Once back from New Zealand the reality of the mountain that was the first six months of 2019 was clear. We got home in mid-February and immediately we were both in full production mode for Middle Realm's third short film 'White Feather'; we were shooting a bombed out field scene and Dan was eager to film before the spring growth kicked in - we had discovered a location that had been years in the finding and the results are beautiful but with that and Puppetry Training booked with the amazing Gyre and Gimble, writing the script was pushed to top of my list for March. Our wedding was booked in mid-May so I knew I really needed to get it written ASAP if it was going to happen at all - and the fear of it not happening was very real. I'm not going to lie, even with the pressure of a self-imposed deadline wrestling this unruly collection of stories in to a comprehensive play was hard. I spent most of the month fluctuating between terror and excitement - in fact to be fair that heady mix has never really left the process. It's odd, I can't actually remember writing the body of the play. I know I read the book several times and looked at all Arthur Rackham's beautiful pictures, I remember blocking out a very rough shape of bits of the book I wanted to include. I remember settling on the frame of George and Mary as one that would play to the strengths of Dan and I as actors and the exhilaration when I realised Peter's story with it's multiple characters could be told by these two. I remember one particular night, quite late in the process sitting up until three am in a flow of character dialogue that would not stop, when I eventually crept in to bed my feet and legs were so cold they were actually sucking heat out from the covers - I hadn't noticed the time or the cold. I remember printing the script out for our first company meeting and read through on the 10th April and the feeling of this thing in my hands, something physical that did not exist before. I remember the relief when the company laughed at the jokes. There have been edits and changes and cuts since then (24 drafts)- and they are still ongoing- an evolution which happens with any working script.
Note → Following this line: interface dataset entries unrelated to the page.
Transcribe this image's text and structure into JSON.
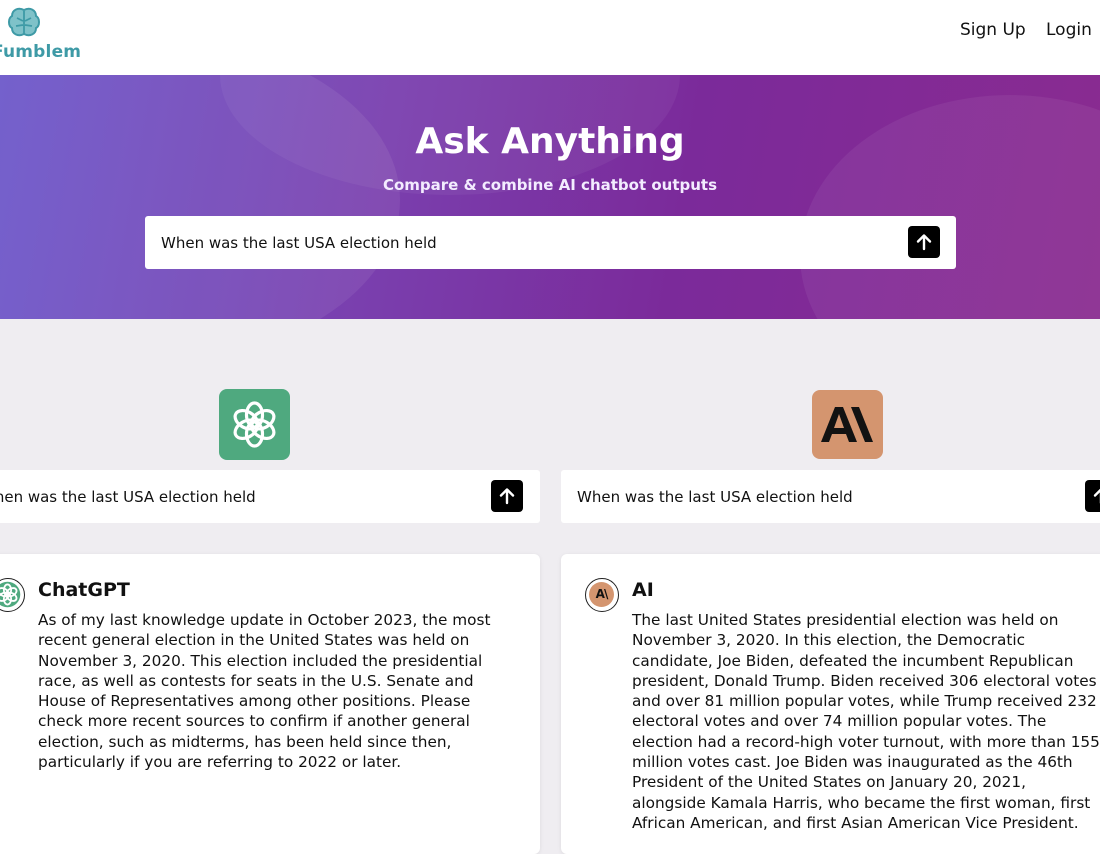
{
  "header": {
    "brand": "Fumblem",
    "nav": {
      "signup": "Sign Up",
      "login": "Login"
    }
  },
  "hero": {
    "title": "Ask Anything",
    "subtitle": "Compare & combine AI chatbot outputs",
    "search_value": "When was the last USA election held"
  },
  "panels": [
    {
      "model": "ChatGPT",
      "icon": "openai-logo-icon",
      "query": "When was the last USA election held",
      "response_lines": [
        "As of my last knowledge update in October 2023, the most",
        "recent general election in the United States was held on",
        "November 3, 2020. This election included the presidential",
        "race, as well as contests for seats in the U.S. Senate and",
        "House of Representatives among other positions. Please",
        "check more recent sources to confirm if another general",
        "election, such as midterms, has been held since then,",
        "particularly if you are referring to 2022 or later."
      ]
    },
    {
      "model": "AI",
      "icon": "anthropic-logo-icon",
      "query": "When was the last USA election held",
      "response_lines": [
        "The last United States presidential election was held on",
        "November 3, 2020. In this election, the Democratic",
        "candidate, Joe Biden, defeated the incumbent Republican",
        "president, Donald Trump. Biden received 306 electoral votes",
        "and over 81 million popular votes, while Trump received 232",
        "electoral votes and over 74 million popular votes. The",
        "election had a record-high voter turnout, with more than 155",
        "million votes cast. Joe Biden was inaugurated as the 46th",
        "President of the United States on January 20, 2021,",
        "alongside Kamala Harris, who became the first woman, first",
        "African American, and first Asian American Vice President."
      ]
    }
  ],
  "colors": {
    "hero_start": "#6a55c9",
    "hero_end": "#8a2b90",
    "chatgpt_green": "#4fa97f",
    "anthropic_tan": "#d4956f",
    "brand_teal": "#3e9aa6"
  }
}
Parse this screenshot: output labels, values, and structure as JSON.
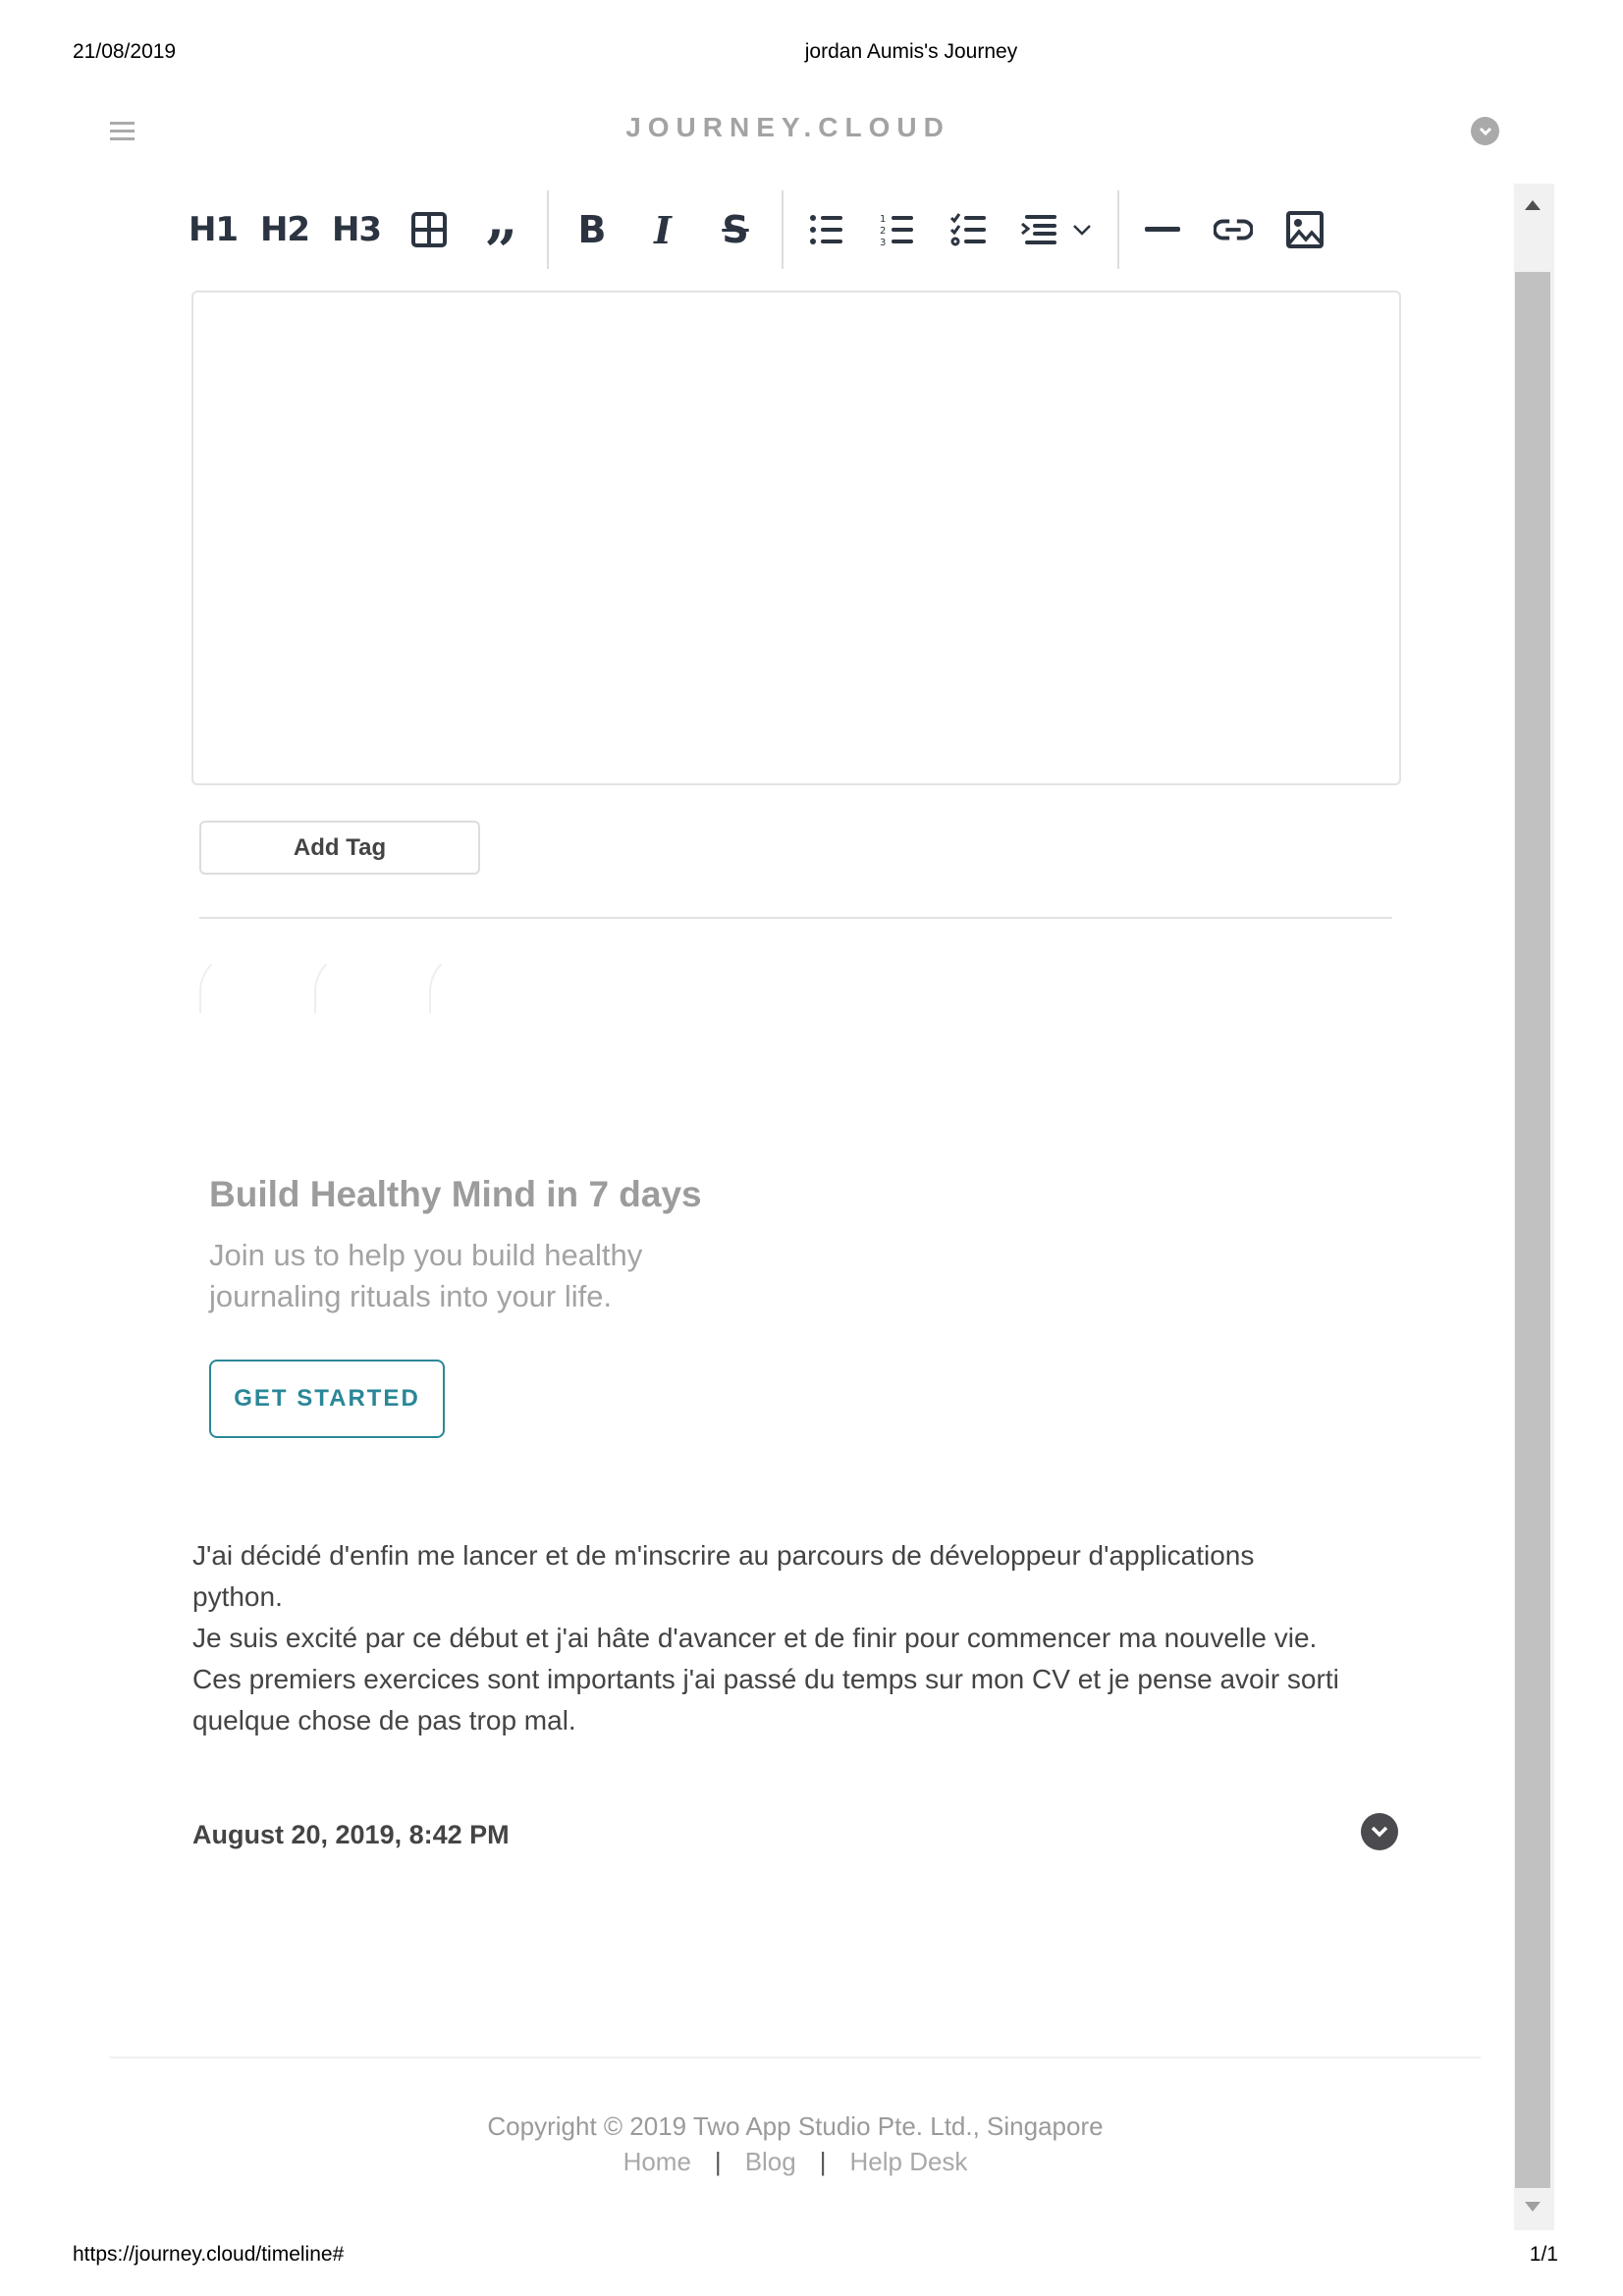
{
  "print_header": {
    "date": "21/08/2019",
    "title": "jordan Aumis's Journey"
  },
  "print_footer": {
    "url": "https://journey.cloud/timeline#",
    "page": "1/1"
  },
  "nav": {
    "logo": "JOURNEY.CLOUD",
    "menu_icon": "hamburger-icon",
    "account_icon": "chevron-down-circle-icon"
  },
  "toolbar": {
    "h1": "H1",
    "h2": "H2",
    "h3": "H3",
    "items": [
      "heading-1",
      "heading-2",
      "heading-3",
      "table",
      "quote",
      "bold",
      "italic",
      "strikethrough",
      "bullet-list",
      "numbered-list",
      "checklist",
      "indent",
      "horizontal-rule",
      "link",
      "image"
    ]
  },
  "editor": {
    "add_tag": "Add Tag"
  },
  "promo": {
    "title": "Build Healthy Mind in 7 days",
    "subtitle_lines": [
      "Join us to help you build healthy",
      "journaling rituals into your life."
    ],
    "cta": "GET STARTED",
    "accent": "#2a8797"
  },
  "entry": {
    "lines": [
      "J'ai décidé d'enfin me lancer et de m'inscrire au parcours de développeur d'applications",
      "python.",
      "Je suis excité par ce début et j'ai hâte d'avancer et de finir pour commencer ma nouvelle vie.",
      "Ces premiers exercices sont importants j'ai passé du temps sur mon CV et je pense avoir sorti",
      "quelque chose de pas trop mal."
    ],
    "date": "August 20, 2019, 8:42 PM"
  },
  "footer": {
    "copyright": "Copyright © 2019 Two App Studio Pte. Ltd., Singapore",
    "links": [
      "Home",
      "Blog",
      "Help Desk"
    ],
    "separator": "|"
  }
}
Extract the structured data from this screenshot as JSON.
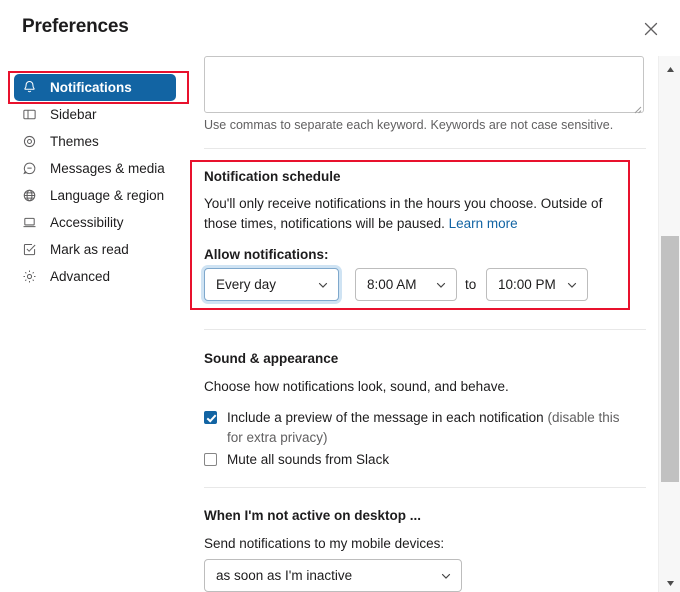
{
  "window": {
    "title": "Preferences",
    "close_label": "×",
    "close_icon": "close-icon"
  },
  "sidebar": {
    "items": [
      {
        "label": "Notifications",
        "icon": "bell-icon",
        "selected": true
      },
      {
        "label": "Sidebar",
        "icon": "sidebar-panel-icon",
        "selected": false
      },
      {
        "label": "Themes",
        "icon": "eye-icon",
        "selected": false
      },
      {
        "label": "Messages & media",
        "icon": "chat-bubble-icon",
        "selected": false
      },
      {
        "label": "Language & region",
        "icon": "globe-icon",
        "selected": false
      },
      {
        "label": "Accessibility",
        "icon": "laptop-icon",
        "selected": false
      },
      {
        "label": "Mark as read",
        "icon": "check-square-icon",
        "selected": false
      },
      {
        "label": "Advanced",
        "icon": "gear-icon",
        "selected": false
      }
    ]
  },
  "main": {
    "keywords": {
      "value": "",
      "placeholder": "",
      "helper": "Use commas to separate each keyword. Keywords are not case sensitive."
    },
    "notification_schedule": {
      "title": "Notification schedule",
      "description_part1": "You'll only receive notifications in the hours you choose. Outside of those times, notifications will be paused. ",
      "learn_more": "Learn more",
      "allow_label": "Allow notifications:",
      "day_select": {
        "value": "Every day",
        "focused": true
      },
      "start_select": {
        "value": "8:00 AM"
      },
      "to_label": "to",
      "end_select": {
        "value": "10:00 PM"
      }
    },
    "sound_appearance": {
      "title": "Sound & appearance",
      "description": "Choose how notifications look, sound, and behave.",
      "checkboxes": [
        {
          "checked": true,
          "text_main": "Include a preview of the message in each notification ",
          "text_muted": "(disable this for extra privacy)"
        },
        {
          "checked": false,
          "text_main": "Mute all sounds from Slack",
          "text_muted": ""
        }
      ]
    },
    "not_active": {
      "title": "When I'm not active on desktop ...",
      "label": "Send notifications to my mobile devices:",
      "mobile_select": {
        "value": "as soon as I'm inactive"
      }
    }
  },
  "scrollbar": {
    "up_icon": "caret-up-icon",
    "down_icon": "caret-down-icon"
  },
  "colors": {
    "accent_blue": "#1264a3",
    "annotation_red": "#e8112d",
    "text_primary": "#1d1c1d",
    "text_muted": "#616061"
  }
}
It is the strangest thing, even now, to think that I was involved in writing this version of Pan's origin story - I feel I simply served a story that wanted to be told and gave it a way off the page and on to the stage. I can only hope I have served it well.